Word Origin & History
"having a sharp slope," O.E. steap "high, lofty," from P.Gmc. *staupaz (cf. O.Fris. stap, M.H.G. *stouf), from PIE *steup- "to push, stick, knock, beat," with derivations referring to projecting objects (cf. Gk. typtein "to strike," typos "a blow, mold, die;" Skt. tup- "harm," tundate "pushes, stabs;"
Goth. stautan "push;" O.N. stuttr "short"). The sense of "precipitous" is from c.1200. The slang sense "at a high price" is a U.S. coinage first attested 1856.
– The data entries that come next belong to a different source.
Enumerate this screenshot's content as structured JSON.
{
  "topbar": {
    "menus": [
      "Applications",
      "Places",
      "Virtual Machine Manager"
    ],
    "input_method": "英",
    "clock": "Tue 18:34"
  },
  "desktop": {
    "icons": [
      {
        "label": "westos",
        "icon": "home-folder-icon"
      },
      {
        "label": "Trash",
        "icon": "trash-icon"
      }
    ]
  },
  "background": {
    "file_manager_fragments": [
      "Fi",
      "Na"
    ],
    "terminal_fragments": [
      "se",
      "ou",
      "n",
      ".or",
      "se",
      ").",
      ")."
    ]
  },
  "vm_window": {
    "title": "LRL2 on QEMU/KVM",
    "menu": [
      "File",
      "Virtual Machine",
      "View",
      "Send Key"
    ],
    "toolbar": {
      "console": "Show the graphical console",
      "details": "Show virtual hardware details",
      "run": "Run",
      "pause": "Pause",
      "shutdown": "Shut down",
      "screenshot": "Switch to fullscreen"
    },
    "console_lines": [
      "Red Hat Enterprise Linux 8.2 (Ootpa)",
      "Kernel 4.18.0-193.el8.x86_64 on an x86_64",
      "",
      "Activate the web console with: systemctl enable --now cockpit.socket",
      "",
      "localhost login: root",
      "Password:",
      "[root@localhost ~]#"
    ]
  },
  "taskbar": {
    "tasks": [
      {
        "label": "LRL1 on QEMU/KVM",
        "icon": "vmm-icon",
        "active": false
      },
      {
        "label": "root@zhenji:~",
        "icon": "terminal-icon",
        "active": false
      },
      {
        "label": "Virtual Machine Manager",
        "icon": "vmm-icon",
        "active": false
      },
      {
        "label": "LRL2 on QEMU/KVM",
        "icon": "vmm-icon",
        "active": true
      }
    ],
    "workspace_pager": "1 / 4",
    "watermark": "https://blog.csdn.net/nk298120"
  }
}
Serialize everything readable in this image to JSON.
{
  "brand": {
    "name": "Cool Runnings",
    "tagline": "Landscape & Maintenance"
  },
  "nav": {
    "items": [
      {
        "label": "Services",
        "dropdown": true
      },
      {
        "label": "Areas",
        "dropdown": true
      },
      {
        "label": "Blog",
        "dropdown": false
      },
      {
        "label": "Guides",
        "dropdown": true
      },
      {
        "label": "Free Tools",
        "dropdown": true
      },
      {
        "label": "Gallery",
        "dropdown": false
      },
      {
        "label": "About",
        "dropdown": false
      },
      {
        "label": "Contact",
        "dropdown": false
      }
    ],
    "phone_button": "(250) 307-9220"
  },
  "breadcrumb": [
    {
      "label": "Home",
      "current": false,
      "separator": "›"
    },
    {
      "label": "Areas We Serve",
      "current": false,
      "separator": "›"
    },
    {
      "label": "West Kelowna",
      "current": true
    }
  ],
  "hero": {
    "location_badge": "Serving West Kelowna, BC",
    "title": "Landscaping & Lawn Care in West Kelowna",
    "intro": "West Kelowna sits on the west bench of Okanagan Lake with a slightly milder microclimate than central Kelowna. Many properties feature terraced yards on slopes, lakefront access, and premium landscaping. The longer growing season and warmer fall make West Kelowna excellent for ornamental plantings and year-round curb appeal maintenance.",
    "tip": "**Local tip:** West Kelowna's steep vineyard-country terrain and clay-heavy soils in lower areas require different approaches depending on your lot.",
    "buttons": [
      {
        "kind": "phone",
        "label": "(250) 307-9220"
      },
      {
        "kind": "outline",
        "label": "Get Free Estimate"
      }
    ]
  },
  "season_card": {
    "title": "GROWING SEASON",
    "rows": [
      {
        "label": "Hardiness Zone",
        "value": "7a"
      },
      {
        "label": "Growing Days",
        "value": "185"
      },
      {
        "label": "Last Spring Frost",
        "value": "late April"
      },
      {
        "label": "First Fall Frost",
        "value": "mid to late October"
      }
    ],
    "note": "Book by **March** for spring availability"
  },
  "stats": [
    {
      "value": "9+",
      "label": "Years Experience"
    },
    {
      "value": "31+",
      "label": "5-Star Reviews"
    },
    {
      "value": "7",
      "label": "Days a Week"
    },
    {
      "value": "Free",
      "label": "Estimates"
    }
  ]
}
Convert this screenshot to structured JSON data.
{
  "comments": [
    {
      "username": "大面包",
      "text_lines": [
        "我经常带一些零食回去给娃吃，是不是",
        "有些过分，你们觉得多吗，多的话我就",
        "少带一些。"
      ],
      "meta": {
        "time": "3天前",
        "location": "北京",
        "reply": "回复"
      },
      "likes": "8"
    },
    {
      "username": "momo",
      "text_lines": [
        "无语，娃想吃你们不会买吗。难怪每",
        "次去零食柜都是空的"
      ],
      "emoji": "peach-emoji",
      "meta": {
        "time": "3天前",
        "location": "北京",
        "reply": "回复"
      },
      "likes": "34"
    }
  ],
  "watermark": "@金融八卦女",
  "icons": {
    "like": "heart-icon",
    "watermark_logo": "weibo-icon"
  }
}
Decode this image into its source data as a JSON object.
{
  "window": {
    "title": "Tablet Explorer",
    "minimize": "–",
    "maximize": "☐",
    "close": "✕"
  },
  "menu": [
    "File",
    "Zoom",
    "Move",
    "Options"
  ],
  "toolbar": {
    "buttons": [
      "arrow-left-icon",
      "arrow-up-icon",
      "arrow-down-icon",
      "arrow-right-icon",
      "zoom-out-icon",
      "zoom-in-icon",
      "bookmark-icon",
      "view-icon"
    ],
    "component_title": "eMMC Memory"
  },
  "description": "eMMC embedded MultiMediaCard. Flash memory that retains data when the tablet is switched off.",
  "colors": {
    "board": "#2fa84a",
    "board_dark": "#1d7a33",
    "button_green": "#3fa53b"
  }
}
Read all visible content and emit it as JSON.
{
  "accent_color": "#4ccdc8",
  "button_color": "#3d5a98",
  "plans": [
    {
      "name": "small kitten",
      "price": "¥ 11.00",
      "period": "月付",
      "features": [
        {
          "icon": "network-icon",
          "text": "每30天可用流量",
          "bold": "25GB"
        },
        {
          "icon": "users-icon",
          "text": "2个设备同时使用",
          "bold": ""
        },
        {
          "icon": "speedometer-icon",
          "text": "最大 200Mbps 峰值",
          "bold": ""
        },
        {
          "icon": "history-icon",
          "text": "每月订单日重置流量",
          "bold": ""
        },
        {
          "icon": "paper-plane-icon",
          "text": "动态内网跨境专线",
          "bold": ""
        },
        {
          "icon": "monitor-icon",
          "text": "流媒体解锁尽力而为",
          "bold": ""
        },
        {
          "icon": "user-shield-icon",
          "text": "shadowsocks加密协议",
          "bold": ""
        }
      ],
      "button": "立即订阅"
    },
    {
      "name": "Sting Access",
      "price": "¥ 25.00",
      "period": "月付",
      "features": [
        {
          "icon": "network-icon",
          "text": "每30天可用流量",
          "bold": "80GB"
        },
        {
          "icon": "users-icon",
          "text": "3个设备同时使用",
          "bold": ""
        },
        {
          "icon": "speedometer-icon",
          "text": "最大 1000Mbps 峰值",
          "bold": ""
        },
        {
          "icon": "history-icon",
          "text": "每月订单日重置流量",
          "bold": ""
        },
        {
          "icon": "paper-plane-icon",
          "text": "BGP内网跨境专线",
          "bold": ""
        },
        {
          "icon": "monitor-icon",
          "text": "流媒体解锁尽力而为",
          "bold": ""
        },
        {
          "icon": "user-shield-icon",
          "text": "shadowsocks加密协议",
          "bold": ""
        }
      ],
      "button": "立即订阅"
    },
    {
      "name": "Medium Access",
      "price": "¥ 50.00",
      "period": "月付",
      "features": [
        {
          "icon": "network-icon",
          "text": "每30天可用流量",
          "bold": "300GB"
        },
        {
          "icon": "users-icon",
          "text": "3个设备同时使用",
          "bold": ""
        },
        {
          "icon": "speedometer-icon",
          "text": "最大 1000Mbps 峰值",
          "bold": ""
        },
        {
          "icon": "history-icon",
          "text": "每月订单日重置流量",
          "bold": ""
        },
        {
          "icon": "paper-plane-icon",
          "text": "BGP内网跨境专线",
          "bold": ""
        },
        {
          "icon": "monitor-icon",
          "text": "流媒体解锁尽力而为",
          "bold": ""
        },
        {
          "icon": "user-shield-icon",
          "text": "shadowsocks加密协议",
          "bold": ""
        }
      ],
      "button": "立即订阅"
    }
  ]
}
"to soak in a liquid," late 14c., of uncertain origin, originally in reference to barley or malt, probably cognate with O.N. steypa "to pour out, throw" (or an unrecorded O.E. cognate), from P.Gmc. *staupijanan. Related: Steeped; steeping.